Black is curator of the Poetry Electric reading series at La MaMa, which fuses music, movement, sound, and dance with the spoken word. Black is also a professor at NYU's Tisch School, where among other things, he teaches techniques performance of plays based on literary works.

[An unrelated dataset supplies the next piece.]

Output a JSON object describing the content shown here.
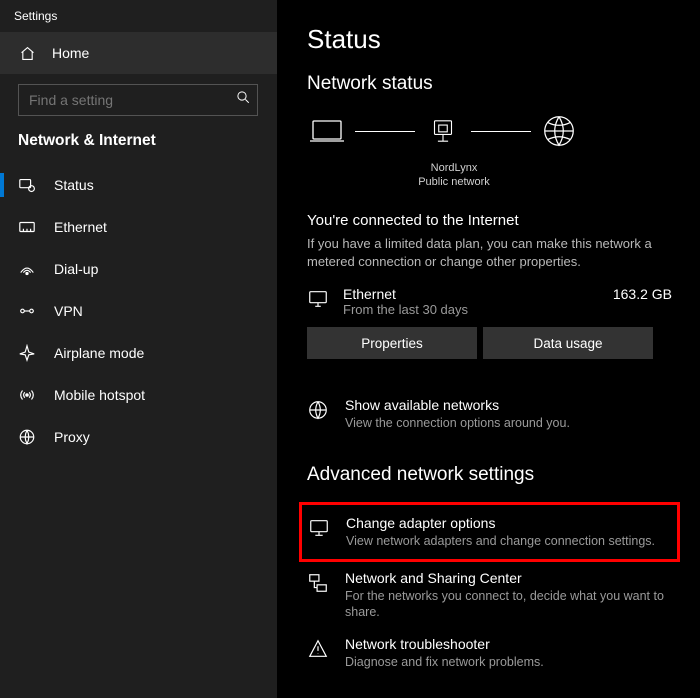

Co composer Gary Schreiner received an Emmy for his work on the PBS special "Sneakers," starring Jon Secada. and writes music actively for films, TV and theater. He has contributed music to 23 feature films, including "Donnie Brasco," "Larry the Cable Guy: Health Inspector" and "Tiptoes." In theater, he scored Alison Larkin's hit one woman show, "The English American," which led to the bestselling novel of the same name. He collaborated with Black on the TNC production of "My Boyfriend is a Zombie" (2010). He has authored a number of popular instructional books such as "Slow Way to Get Rich Quick," "Fast Track to Speaking Slowly" and "101 Ways To Be Indifferent." He is also an avid inventor and curator of his own food museum, currently developing  a one-way Ziploc bag for people on diets. He was a featured guest artist at Sting's benefit concert for the Rainforest Fund. Schreiner and his writing partner Curt Sobel recently licensed music for the movie" Parker" starring Jason Statham and Jennifer Lopez. 

The actors are Rachel Caplan, Alexa Criscitiello, Alise Eve Haigazian, Verna Hampton, Taylor LaBarbera, Brandon Mellette, Valois Marie Mickins, Choomasi Nsiah, Michael Perrie, Jr. and Levern Williams. The musicians are Gary Schreiner (keyboard), Saadi Zain (bass) and James Mussen (drums). Choreography is by Jeremy Lardieri. Costume design is by Susan Hemley. Lighting and set design are by Federico Restrepo. Props are by Litza Colon.